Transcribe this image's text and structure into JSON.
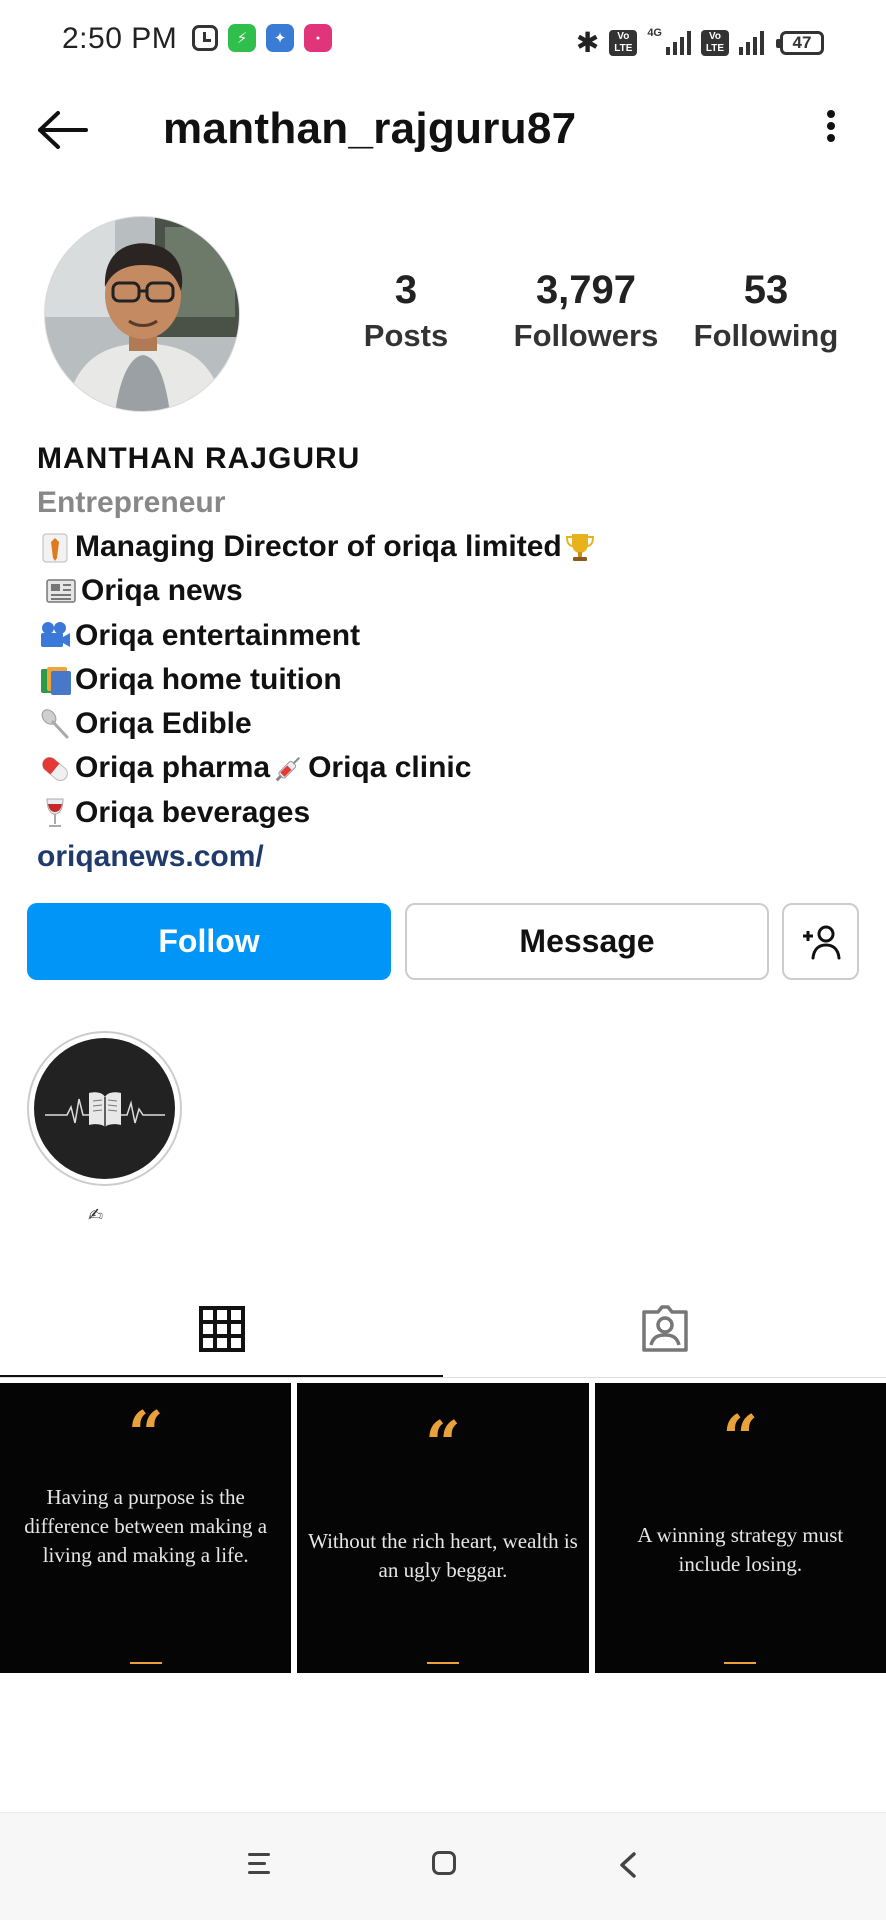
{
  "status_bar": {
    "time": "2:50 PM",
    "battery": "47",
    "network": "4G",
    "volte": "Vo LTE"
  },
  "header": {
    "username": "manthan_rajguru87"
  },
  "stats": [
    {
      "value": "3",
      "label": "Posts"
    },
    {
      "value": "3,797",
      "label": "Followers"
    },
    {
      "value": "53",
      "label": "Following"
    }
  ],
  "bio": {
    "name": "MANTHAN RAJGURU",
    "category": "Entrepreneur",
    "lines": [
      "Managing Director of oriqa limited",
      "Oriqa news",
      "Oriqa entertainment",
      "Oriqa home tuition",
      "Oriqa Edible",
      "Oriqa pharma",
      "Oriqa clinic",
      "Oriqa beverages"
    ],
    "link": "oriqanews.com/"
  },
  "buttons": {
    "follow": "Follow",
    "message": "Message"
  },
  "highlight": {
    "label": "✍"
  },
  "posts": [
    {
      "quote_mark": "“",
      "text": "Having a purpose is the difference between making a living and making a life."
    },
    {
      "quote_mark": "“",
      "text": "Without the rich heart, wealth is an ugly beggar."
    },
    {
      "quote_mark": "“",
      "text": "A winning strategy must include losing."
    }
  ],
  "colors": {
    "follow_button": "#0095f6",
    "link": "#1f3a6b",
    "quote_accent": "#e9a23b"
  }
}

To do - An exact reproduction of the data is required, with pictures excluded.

Response -
Transcribe this image's text and structure into JSON.
{
  "status_bar": {
    "time": "2:50 PM",
    "battery": "47",
    "network": "4G",
    "volte": "Vo LTE"
  },
  "header": {
    "username": "manthan_rajguru87"
  },
  "stats": [
    {
      "value": "3",
      "label": "Posts"
    },
    {
      "value": "3,797",
      "label": "Followers"
    },
    {
      "value": "53",
      "label": "Following"
    }
  ],
  "bio": {
    "name": "MANTHAN RAJGURU",
    "category": "Entrepreneur",
    "lines": [
      "Managing Director of oriqa limited",
      "Oriqa news",
      "Oriqa entertainment",
      "Oriqa home tuition",
      "Oriqa Edible",
      "Oriqa pharma",
      "Oriqa clinic",
      "Oriqa beverages"
    ],
    "link": "oriqanews.com/"
  },
  "buttons": {
    "follow": "Follow",
    "message": "Message"
  },
  "highlight": {
    "label": "✍"
  },
  "posts": [
    {
      "quote_mark": "“",
      "text": "Having a purpose is the difference between making a living and making a life."
    },
    {
      "quote_mark": "“",
      "text": "Without the rich heart, wealth is an ugly beggar."
    },
    {
      "quote_mark": "“",
      "text": "A winning strategy must include losing."
    }
  ],
  "colors": {
    "follow_button": "#0095f6",
    "link": "#1f3a6b",
    "quote_accent": "#e9a23b"
  }
}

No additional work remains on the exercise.